◆ Page and application data records ◆
________________________________________

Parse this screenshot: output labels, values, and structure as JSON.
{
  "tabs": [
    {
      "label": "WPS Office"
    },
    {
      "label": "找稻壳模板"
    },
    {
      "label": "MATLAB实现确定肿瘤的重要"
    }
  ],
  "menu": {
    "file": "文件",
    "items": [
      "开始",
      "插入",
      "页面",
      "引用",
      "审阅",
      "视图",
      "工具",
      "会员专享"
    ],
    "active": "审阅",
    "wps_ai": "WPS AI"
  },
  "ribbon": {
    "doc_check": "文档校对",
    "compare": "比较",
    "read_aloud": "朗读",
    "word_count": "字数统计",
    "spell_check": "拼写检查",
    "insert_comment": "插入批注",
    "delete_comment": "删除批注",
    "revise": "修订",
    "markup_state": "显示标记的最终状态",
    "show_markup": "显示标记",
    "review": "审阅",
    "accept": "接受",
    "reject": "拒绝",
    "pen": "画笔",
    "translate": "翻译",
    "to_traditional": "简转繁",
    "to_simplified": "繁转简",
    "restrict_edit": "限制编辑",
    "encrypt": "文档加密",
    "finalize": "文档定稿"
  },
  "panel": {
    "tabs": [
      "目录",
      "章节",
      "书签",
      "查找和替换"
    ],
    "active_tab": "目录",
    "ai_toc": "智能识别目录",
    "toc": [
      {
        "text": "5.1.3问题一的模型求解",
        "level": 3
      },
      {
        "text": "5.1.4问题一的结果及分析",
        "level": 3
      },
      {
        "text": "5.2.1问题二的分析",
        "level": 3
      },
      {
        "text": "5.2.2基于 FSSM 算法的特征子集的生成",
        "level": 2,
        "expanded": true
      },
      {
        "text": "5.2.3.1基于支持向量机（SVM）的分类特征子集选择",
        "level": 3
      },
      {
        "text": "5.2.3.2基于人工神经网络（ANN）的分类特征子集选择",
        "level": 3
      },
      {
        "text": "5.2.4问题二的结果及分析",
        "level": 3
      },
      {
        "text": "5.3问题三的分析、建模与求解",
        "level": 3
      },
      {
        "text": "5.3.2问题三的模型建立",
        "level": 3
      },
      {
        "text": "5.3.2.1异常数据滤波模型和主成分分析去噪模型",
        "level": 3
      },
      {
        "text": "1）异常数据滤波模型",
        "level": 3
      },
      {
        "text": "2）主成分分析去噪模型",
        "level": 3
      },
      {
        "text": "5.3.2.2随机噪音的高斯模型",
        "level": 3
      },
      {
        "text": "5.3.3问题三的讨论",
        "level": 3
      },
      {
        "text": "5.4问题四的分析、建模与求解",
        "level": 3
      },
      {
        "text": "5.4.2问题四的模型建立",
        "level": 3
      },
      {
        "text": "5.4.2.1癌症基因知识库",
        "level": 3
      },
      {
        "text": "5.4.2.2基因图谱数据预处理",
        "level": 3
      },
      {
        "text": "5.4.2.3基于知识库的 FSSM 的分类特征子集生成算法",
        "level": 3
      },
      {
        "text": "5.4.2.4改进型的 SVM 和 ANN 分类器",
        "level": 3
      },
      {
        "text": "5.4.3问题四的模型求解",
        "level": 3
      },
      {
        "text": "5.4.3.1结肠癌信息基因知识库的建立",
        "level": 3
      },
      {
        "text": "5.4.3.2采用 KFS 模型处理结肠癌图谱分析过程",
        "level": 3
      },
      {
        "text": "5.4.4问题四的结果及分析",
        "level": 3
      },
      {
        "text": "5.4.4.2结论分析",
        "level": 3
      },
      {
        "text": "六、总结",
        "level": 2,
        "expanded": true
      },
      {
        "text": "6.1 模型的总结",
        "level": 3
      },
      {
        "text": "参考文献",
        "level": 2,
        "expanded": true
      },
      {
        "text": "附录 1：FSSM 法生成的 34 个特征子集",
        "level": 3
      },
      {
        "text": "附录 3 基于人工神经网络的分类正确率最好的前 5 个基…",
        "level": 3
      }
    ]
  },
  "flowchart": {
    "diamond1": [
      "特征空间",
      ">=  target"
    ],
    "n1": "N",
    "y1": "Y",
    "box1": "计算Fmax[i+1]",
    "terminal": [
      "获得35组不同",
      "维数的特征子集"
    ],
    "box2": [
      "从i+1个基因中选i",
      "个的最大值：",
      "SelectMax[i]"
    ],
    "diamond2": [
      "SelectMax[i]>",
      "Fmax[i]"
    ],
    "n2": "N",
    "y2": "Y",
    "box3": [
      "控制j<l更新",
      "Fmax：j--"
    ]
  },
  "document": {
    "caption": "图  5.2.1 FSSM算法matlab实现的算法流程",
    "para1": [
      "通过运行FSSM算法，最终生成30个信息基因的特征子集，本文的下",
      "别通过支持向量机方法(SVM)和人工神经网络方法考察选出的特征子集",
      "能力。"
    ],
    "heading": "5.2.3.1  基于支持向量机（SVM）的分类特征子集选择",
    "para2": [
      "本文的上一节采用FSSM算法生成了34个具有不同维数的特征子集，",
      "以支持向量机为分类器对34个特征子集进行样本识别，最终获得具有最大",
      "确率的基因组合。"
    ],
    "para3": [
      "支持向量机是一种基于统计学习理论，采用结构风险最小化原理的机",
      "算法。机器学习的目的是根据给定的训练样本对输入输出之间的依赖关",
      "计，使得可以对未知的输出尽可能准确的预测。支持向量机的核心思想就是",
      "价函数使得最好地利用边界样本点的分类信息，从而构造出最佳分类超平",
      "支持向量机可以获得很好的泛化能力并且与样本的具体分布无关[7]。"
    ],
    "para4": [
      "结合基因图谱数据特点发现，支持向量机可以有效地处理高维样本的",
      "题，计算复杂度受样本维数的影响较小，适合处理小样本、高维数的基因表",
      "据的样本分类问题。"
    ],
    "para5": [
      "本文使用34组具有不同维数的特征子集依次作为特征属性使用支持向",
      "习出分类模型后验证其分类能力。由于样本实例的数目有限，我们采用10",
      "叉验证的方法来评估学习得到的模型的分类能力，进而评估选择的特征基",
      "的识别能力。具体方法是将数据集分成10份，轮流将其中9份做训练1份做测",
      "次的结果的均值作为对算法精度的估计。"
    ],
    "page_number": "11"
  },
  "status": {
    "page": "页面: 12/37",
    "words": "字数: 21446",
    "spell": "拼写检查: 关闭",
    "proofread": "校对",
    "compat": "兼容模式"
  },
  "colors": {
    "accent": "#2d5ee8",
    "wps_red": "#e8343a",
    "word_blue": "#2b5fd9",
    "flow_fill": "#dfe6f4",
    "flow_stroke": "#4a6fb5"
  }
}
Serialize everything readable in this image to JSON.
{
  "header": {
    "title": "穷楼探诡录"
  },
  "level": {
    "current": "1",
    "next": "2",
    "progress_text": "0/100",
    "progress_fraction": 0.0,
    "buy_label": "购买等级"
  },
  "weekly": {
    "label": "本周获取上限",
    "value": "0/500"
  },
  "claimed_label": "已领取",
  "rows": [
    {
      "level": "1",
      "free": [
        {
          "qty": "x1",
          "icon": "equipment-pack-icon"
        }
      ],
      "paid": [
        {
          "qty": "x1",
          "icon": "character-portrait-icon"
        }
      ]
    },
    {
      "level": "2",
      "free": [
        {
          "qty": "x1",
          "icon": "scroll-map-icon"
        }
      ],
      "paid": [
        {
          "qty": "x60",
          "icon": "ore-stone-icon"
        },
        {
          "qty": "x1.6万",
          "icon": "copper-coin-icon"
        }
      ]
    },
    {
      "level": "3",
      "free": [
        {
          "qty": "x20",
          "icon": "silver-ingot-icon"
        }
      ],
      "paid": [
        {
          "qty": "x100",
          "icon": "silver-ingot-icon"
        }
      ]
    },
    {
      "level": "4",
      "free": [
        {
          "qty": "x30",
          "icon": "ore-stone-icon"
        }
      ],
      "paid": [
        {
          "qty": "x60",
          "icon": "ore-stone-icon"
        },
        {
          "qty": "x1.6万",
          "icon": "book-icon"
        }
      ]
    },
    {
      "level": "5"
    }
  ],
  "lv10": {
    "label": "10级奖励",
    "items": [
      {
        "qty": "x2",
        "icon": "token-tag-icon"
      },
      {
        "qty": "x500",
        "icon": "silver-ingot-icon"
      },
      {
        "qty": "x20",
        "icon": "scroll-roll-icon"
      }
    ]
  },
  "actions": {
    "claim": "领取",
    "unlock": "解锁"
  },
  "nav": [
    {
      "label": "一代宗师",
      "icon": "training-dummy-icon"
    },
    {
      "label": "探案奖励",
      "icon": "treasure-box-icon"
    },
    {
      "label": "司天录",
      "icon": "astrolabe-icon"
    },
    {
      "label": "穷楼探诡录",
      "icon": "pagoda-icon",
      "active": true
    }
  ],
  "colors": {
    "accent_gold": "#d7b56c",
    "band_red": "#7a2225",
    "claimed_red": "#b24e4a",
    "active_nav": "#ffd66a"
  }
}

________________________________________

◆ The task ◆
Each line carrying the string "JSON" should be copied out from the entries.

◆ Exercise solution ◆
Parse this screenshot: output labels, values, and structure as JSON.
Serialize everything readable in this image to JSON.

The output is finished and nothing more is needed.